New Accenture research has suggested a substantial perception gap between employers and employees when it comes to workplace culture.
While leaders might believe they create empowering workplace environments, not all of their employees agree.
Ahead of its 16th annual International Women’s Day event, Accenture released new research, which shows a massive discrepancy between what leaders believe about their organisations and what their employees believe.
The research suggests that while 86pc of leaders in Ireland believe employees have flexibility and control over when, where and how they work, only 27pc of employees agree.
Additionally, almost 80pc of leaders surveyed feel they create empowering environments where people have a sense of belonging, yet only 32pc of employees feel that’s the case.
The report also found that workplace culture is becoming increasingly important, particularly for women, when it comes to being able to thrive at work. The research found that 83pc of women and 67pc of men care increasingly about workplace culture.
The annual event, which was held today (5 March) at the Convention Centre in Dublin, aimed to explore how the ‘equality progress gap’ could be closed and what it means to be an inclusive leader.
Dr Michelle Cullen, a managing director and head of inclusion and diversity at Accenture in Ireland, said that despite the growing awareness of the importance of workplace culture, progress isn’t fast enough.
“Creating a culture of equality must be at the top of the business agenda. It starts with the belief that diversity is not only the right thing to do, but a business imperative that is treated the same as any other strategic priority.”

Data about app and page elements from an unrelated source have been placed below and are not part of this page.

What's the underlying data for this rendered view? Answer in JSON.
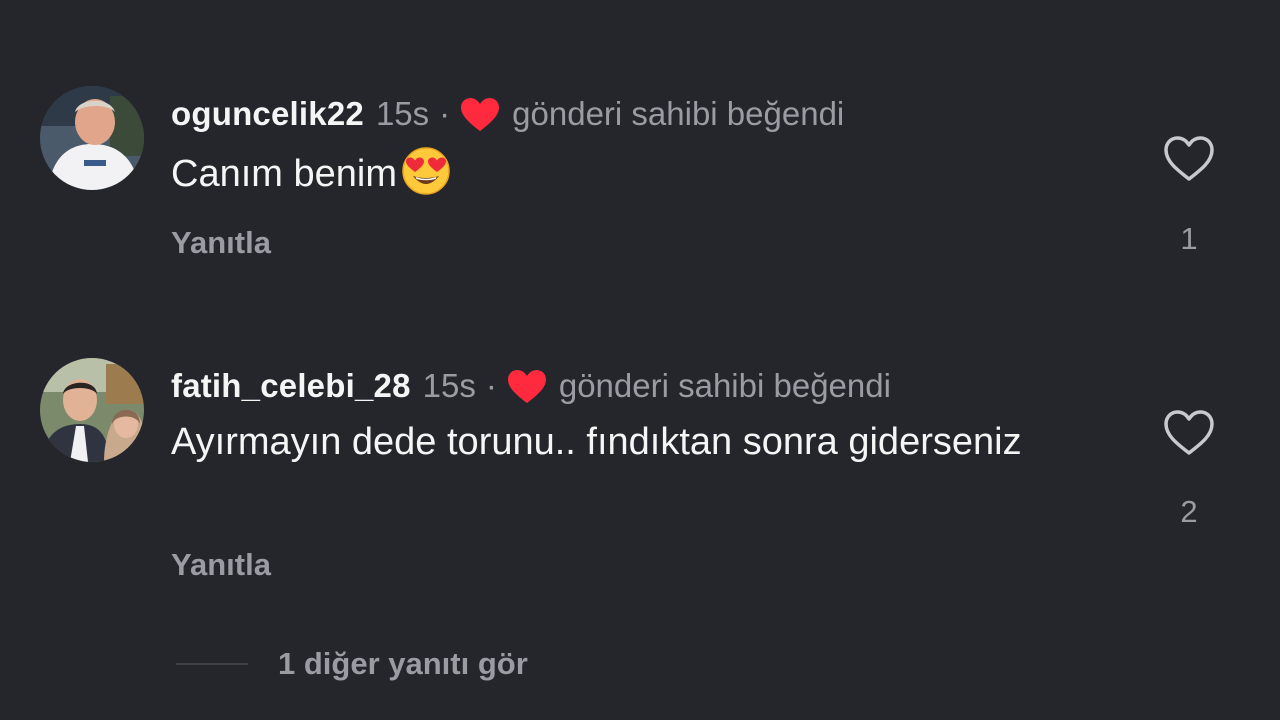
{
  "comments": [
    {
      "username": "oguncelik22",
      "time": "15s",
      "separator": "·",
      "liked_by_author_text": "gönderi sahibi beğendi",
      "text": "Canım benim",
      "emoji": "smiling-face-with-heart-eyes",
      "reply_label": "Yanıtla",
      "like_count": "1",
      "avatar_icon": "profile-photo-man-white-shirt"
    },
    {
      "username": "fatih_celebi_28",
      "time": "15s",
      "separator": "·",
      "liked_by_author_text": "gönderi sahibi beğendi",
      "text": "Ayırmayın dede torunu.. fındıktan sonra giderseniz",
      "reply_label": "Yanıtla",
      "like_count": "2",
      "avatar_icon": "profile-photo-couple"
    }
  ],
  "view_more_replies": "1 diğer yanıtı gör",
  "colors": {
    "background": "#25262c",
    "primary_text": "#f5f5f5",
    "secondary_text": "#9a9ca3",
    "liked_heart": "#ff2a3d",
    "like_outline": "#c8c9ce"
  },
  "icons": {
    "liked": "red-heart-icon",
    "like": "heart-outline-icon"
  }
}
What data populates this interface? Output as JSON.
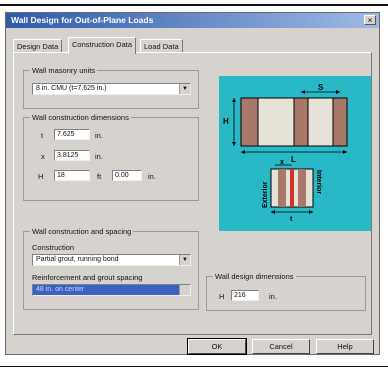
{
  "window": {
    "title": "Wall Design for Out-of-Plane Loads",
    "close_glyph": "×"
  },
  "tabs": [
    {
      "label": "Design Data"
    },
    {
      "label": "Construction Data"
    },
    {
      "label": "Load Data"
    }
  ],
  "masonry": {
    "legend": "Wall masonry units",
    "selected": "8 in. CMU (t=7.625 in.)"
  },
  "dimensions": {
    "legend": "Wall construction dimensions",
    "t": {
      "label": "t",
      "value": "7.625",
      "unit": "in."
    },
    "x": {
      "label": "x",
      "value": "3.8125",
      "unit": "in."
    },
    "H": {
      "label": "H",
      "ft_value": "18",
      "ft_unit": "ft",
      "in_value": "0.00",
      "in_unit": "in."
    }
  },
  "construction": {
    "legend": "Wall construction and spacing",
    "construction_label": "Construction",
    "construction_value": "Partial grout, running bond",
    "reinforcement_label": "Reinforcement and grout spacing",
    "reinforcement_value": "48 in. on center"
  },
  "design_dims": {
    "legend": "Wall design dimensions",
    "H_label": "H",
    "H_value": "216",
    "H_unit": "in."
  },
  "diagram": {
    "labels": {
      "S": "S",
      "H": "H",
      "L": "L",
      "x": "x",
      "t": "t",
      "exterior": "Exterior",
      "interior": "Interior"
    }
  },
  "buttons": {
    "ok": "OK",
    "cancel": "Cancel",
    "help": "Help"
  },
  "icons": {
    "dropdown": "chevron-down-icon"
  }
}
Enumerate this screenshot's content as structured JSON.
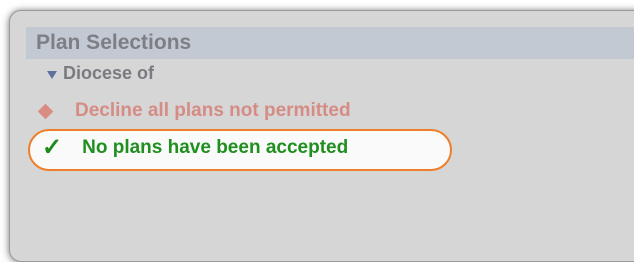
{
  "panel": {
    "title": "Plan Selections",
    "group_label": "Diocese of"
  },
  "status": {
    "decline_label": "Decline all plans not permitted",
    "decline_icon": "diamond-icon",
    "accepted_label": "No plans have been accepted",
    "accepted_icon": "check-icon",
    "accepted_check_glyph": "✓"
  },
  "colors": {
    "decline": "#d58c85",
    "accepted": "#1f8f1f",
    "highlight": "#ef7d2a"
  }
}
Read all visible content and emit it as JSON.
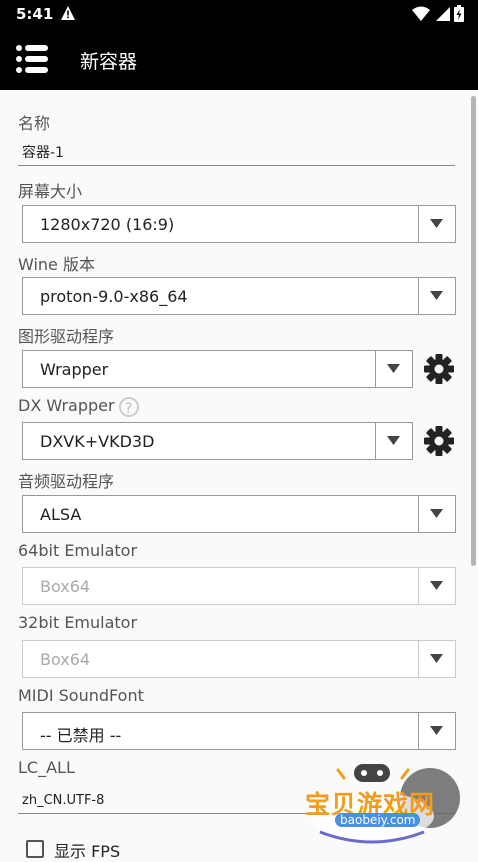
{
  "status_bar": {
    "time": "5:41"
  },
  "app_bar": {
    "title": "新容器"
  },
  "form": {
    "name_label": "名称",
    "name_value": "容器-1",
    "screen_label": "屏幕大小",
    "screen_value": "1280x720 (16:9)",
    "wine_label": "Wine 版本",
    "wine_value": "proton-9.0-x86_64",
    "gfx_label": "图形驱动程序",
    "gfx_value": "Wrapper",
    "dx_label": "DX Wrapper",
    "dx_help": "?",
    "dx_value": "DXVK+VKD3D",
    "audio_label": "音频驱动程序",
    "audio_value": "ALSA",
    "emu64_label": "64bit Emulator",
    "emu64_value": "Box64",
    "emu32_label": "32bit Emulator",
    "emu32_value": "Box64",
    "midi_label": "MIDI SoundFont",
    "midi_value": "-- 已禁用 --",
    "lcall_label": "LC_ALL",
    "lcall_value": "zh_CN.UTF-8",
    "fps_label": "显示 FPS"
  },
  "watermark": {
    "text": "宝贝游戏网",
    "url": "baobeiy.com"
  },
  "colors": {
    "bar": "#000000",
    "background": "#fafafa",
    "watermark_orange": "#f29b1d"
  }
}
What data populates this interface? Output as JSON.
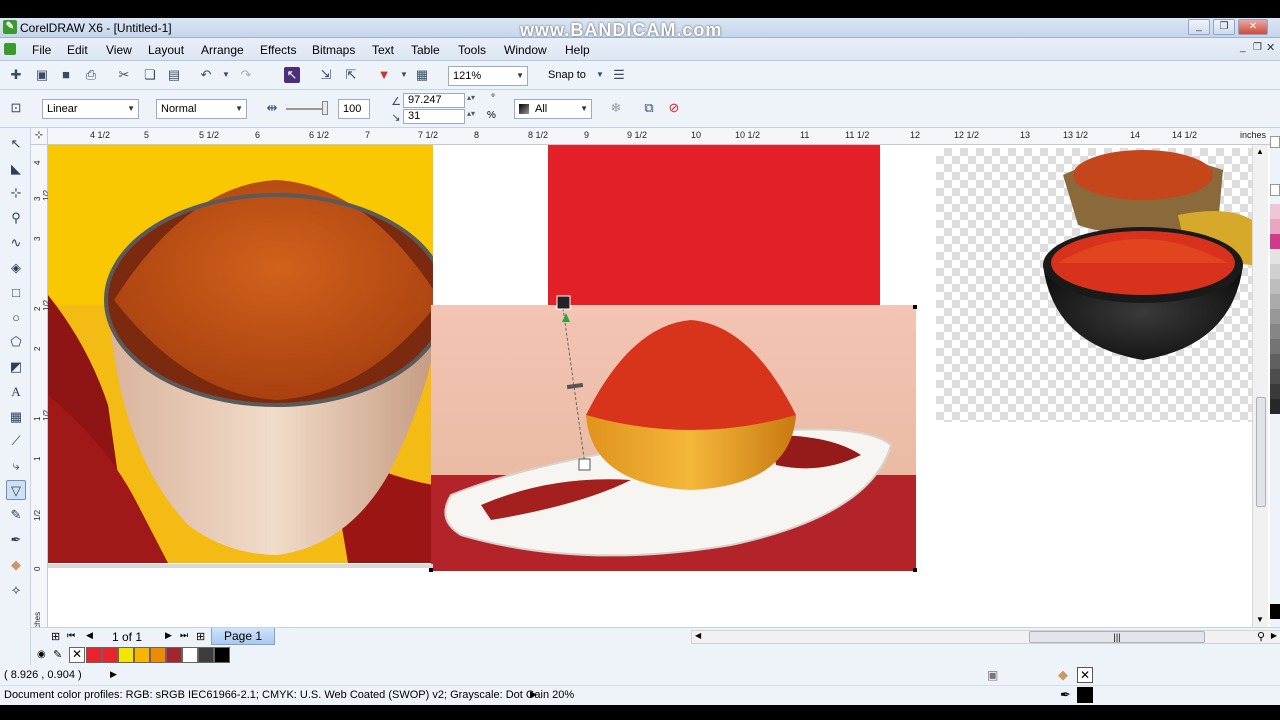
{
  "window": {
    "title": "CorelDRAW X6 - [Untitled-1]",
    "watermark": "www.BANDICAM.com",
    "minimize": "_",
    "restore": "❐",
    "close": "✕"
  },
  "menu": {
    "items": [
      {
        "label": "File"
      },
      {
        "label": "Edit"
      },
      {
        "label": "View"
      },
      {
        "label": "Layout"
      },
      {
        "label": "Arrange"
      },
      {
        "label": "Effects"
      },
      {
        "label": "Bitmaps"
      },
      {
        "label": "Text"
      },
      {
        "label": "Table"
      },
      {
        "label": "Tools"
      },
      {
        "label": "Window"
      },
      {
        "label": "Help"
      }
    ]
  },
  "standard_toolbar": {
    "zoom": "121%",
    "snap_to": "Snap to"
  },
  "property_bar": {
    "transparency_type": "Linear",
    "merge_mode": "Normal",
    "slider_value": "100",
    "angle": "97.247",
    "angle_unit": "°",
    "edge_pad": "31",
    "edge_unit": "%",
    "apply_to": "All"
  },
  "ruler_top": {
    "ticks": [
      "4 1/2",
      "5",
      "5 1/2",
      "6",
      "6 1/2",
      "7",
      "7 1/2",
      "8",
      "8 1/2",
      "9",
      "9 1/2",
      "10",
      "10 1/2",
      "11",
      "11 1/2",
      "12",
      "12 1/2",
      "13",
      "13 1/2",
      "14",
      "14 1/2",
      "inches"
    ]
  },
  "ruler_left": {
    "ticks": [
      "4",
      "3 1/2",
      "3",
      "2 1/2",
      "2",
      "1 1/2",
      "1",
      "1/2",
      "0"
    ],
    "unit": "inches"
  },
  "pagebar": {
    "counter": "1 of 1",
    "page_tab": "Page 1"
  },
  "palette": {
    "colors": [
      "#e8232b",
      "#e8232b",
      "#f5e400",
      "#f7b500",
      "#f08a00",
      "#a3242c",
      "#ffffff",
      "#3c3c3c",
      "#000000"
    ]
  },
  "status": {
    "coords": "( 8.926 , 0.904 )",
    "color_profiles": "Document color profiles: RGB: sRGB IEC61966-2.1; CMYK: U.S. Web Coated (SWOP) v2; Grayscale: Dot Gain 20%"
  },
  "icons": [
    "new-icon",
    "open-icon",
    "save-icon",
    "print-icon",
    "cut-icon",
    "copy-icon",
    "paste-icon",
    "undo-icon",
    "redo-icon",
    "import-icon",
    "export-icon",
    "publish-icon",
    "app-launcher-icon",
    "options-icon",
    "pick-tool-icon",
    "shape-tool-icon",
    "crop-tool-icon",
    "zoom-tool-icon",
    "freehand-tool-icon",
    "smart-fill-icon",
    "rectangle-tool-icon",
    "ellipse-tool-icon",
    "polygon-tool-icon",
    "basic-shapes-icon",
    "text-tool-icon",
    "table-tool-icon",
    "parallel-dimension-icon",
    "connector-icon",
    "transparency-tool-icon",
    "eyedropper-icon",
    "outline-pen-icon",
    "fill-tool-icon",
    "interactive-fill-icon"
  ]
}
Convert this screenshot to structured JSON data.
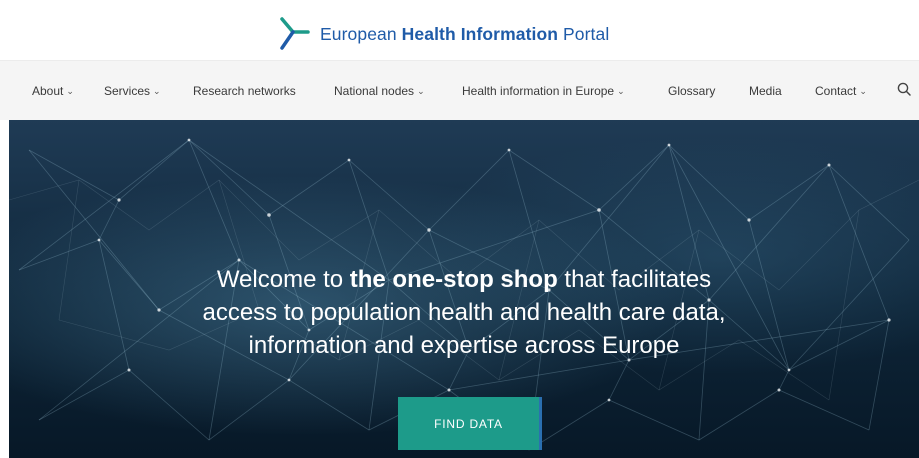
{
  "header": {
    "logo_icon": "portal-logo-icon",
    "logo_text_pre": "European ",
    "logo_text_bold": "Health Information",
    "logo_text_post": " Portal",
    "brand_color": "#1f5ba8",
    "accent_color": "#1d9b8a"
  },
  "nav": {
    "items": [
      {
        "label": "About",
        "dropdown": true
      },
      {
        "label": "Services",
        "dropdown": true
      },
      {
        "label": "Research networks",
        "dropdown": false
      },
      {
        "label": "National nodes",
        "dropdown": true
      },
      {
        "label": "Health information in Europe",
        "dropdown": true
      },
      {
        "label": "Glossary",
        "dropdown": false
      },
      {
        "label": "Media",
        "dropdown": false
      },
      {
        "label": "Contact",
        "dropdown": true
      }
    ],
    "chevron": "⌄",
    "search_icon": "search-icon"
  },
  "hero": {
    "line1_pre": "Welcome to ",
    "line1_bold": "the one-stop shop",
    "line1_post": " that facilitates",
    "line2": "access to population health and health care data,",
    "line3": "information and expertise across Europe",
    "cta_label": "FIND DATA"
  }
}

However, the research showed that most leaders rank diversity and workplace culture low on their list of top organisational priorities, instead favouring brand recognition and quality, and financial performance.
Only 40pc of leaders ranked diversity as their top priority and less than 30pc ranked workplace culture at the top.
Employees don’t feel they can be open
The latest research also showed a discrepancy between leaders and employees around how safe employees feel about raising sensitive issues. While 90pc of leaders surveyed believe their employees feel safe enough to be open about a physical disability, only 70pc of employees agreed.
Similarly, 85pc of leaders believe employees would feel safe enough to raise a concern about their mental health, but only 60pc of employees shared this view.
Accenture’s country managing director, Alastair Blair, said closing the perception gap starts with leaders understanding there is a gap. “It is an opportunity for leaders to connect with and involve their people, to truly understand how they feel at work,” he said.
“Based on what matters most to their people, leaders can prioritise and take action to close the gap, accelerating true equality for all in their organisation.”
According to Accenture’s report, closing the perception gap by half would mean the proportion of women who aim to reach a leadership position would climb by almost 50pc, and the proportion of women who feel like a key member of their team would rise from one in five to more than one in three.